Work to complete
Scan the records below. Copy every line in which the word "active" appears.

Material shown
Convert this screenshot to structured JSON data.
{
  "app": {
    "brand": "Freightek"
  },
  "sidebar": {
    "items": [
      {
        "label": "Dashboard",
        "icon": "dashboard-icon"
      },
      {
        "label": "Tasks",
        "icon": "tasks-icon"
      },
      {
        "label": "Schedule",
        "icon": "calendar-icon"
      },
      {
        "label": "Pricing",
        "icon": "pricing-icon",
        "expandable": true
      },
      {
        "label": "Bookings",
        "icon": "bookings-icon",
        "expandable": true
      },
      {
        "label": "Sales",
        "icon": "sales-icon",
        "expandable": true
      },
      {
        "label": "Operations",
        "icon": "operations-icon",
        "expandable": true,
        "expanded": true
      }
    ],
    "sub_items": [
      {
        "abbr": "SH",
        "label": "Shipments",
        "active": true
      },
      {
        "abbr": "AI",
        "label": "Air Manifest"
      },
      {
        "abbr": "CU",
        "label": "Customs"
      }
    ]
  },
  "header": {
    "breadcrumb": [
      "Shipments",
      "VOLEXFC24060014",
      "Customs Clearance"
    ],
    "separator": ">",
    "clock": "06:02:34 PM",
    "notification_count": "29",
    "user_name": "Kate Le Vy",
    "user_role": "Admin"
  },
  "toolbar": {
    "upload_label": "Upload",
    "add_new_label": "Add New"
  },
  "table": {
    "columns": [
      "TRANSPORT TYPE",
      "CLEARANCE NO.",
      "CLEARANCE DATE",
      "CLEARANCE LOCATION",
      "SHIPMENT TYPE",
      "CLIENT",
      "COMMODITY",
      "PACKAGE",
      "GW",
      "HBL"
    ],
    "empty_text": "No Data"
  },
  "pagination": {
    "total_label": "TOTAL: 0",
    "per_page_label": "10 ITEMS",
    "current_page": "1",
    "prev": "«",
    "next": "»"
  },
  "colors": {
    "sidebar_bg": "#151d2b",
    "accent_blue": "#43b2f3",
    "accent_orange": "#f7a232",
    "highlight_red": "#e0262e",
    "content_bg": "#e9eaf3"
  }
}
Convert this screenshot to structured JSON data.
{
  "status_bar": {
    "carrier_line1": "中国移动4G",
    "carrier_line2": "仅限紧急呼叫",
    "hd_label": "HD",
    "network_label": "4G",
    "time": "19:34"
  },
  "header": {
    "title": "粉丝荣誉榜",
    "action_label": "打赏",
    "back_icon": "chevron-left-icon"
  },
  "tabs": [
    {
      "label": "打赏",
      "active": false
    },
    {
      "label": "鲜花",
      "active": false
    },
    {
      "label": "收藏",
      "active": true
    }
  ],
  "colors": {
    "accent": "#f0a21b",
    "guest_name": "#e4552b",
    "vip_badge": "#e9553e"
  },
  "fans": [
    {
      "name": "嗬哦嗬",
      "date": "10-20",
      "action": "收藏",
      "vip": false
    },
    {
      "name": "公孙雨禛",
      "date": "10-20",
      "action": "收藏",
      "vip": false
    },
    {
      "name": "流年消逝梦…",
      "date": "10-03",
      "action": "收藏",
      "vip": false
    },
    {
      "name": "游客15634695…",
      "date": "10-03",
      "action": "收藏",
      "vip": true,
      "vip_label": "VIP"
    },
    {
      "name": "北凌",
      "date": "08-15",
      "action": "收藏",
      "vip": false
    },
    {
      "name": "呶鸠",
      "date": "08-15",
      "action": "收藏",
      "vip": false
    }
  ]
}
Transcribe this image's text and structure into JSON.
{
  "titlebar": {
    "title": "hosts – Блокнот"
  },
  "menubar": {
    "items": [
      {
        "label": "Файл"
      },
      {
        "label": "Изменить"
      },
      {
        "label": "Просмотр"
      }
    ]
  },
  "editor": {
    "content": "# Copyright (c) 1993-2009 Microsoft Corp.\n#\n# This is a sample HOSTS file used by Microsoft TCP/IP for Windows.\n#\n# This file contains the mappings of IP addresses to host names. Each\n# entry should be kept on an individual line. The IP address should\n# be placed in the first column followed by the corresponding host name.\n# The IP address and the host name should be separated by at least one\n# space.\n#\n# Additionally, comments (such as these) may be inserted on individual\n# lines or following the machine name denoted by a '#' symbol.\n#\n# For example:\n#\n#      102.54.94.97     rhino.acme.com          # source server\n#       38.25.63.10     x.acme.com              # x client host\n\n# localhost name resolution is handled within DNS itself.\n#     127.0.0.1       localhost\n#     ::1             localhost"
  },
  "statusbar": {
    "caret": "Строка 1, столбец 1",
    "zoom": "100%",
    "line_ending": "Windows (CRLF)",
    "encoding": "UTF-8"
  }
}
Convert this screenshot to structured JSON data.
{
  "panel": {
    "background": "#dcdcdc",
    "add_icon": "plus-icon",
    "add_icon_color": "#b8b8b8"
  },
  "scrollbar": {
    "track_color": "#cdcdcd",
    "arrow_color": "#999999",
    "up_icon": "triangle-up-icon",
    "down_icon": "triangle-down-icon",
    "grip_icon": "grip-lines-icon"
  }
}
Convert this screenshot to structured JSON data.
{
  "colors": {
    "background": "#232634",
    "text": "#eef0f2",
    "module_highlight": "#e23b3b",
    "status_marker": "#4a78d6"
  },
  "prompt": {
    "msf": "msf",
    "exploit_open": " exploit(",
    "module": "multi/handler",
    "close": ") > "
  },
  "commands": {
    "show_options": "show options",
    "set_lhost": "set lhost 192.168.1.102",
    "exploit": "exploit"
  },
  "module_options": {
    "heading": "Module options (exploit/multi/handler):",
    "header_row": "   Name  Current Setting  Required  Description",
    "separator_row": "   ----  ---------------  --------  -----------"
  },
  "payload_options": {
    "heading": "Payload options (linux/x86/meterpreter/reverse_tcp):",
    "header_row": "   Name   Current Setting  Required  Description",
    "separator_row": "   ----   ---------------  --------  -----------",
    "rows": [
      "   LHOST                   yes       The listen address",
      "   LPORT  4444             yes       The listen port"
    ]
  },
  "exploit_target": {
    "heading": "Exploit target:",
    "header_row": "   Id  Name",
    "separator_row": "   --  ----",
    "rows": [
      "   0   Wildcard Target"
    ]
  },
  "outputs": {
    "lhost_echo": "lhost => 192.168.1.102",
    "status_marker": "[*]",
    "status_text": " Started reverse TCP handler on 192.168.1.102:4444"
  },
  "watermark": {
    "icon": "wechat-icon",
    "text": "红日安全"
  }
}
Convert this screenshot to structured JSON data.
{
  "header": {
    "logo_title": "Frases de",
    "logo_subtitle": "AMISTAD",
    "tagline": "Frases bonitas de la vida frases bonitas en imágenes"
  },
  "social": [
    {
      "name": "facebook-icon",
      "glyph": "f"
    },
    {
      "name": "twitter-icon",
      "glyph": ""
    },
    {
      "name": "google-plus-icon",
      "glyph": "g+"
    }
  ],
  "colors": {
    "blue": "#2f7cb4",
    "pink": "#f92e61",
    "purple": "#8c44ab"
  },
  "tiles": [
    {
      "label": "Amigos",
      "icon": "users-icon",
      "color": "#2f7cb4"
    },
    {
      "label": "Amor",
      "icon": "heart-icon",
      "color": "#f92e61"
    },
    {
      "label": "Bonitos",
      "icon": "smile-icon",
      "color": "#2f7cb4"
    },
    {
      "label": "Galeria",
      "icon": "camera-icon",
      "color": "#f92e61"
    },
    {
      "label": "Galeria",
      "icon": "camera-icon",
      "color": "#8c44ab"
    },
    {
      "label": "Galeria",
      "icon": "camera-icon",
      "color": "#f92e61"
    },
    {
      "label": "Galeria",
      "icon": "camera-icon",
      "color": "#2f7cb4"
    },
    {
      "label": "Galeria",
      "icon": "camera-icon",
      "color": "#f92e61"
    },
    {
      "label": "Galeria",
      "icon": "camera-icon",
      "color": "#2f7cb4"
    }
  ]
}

Answer for the task
        "active": true
      "active": false
      "active": false
      "active": true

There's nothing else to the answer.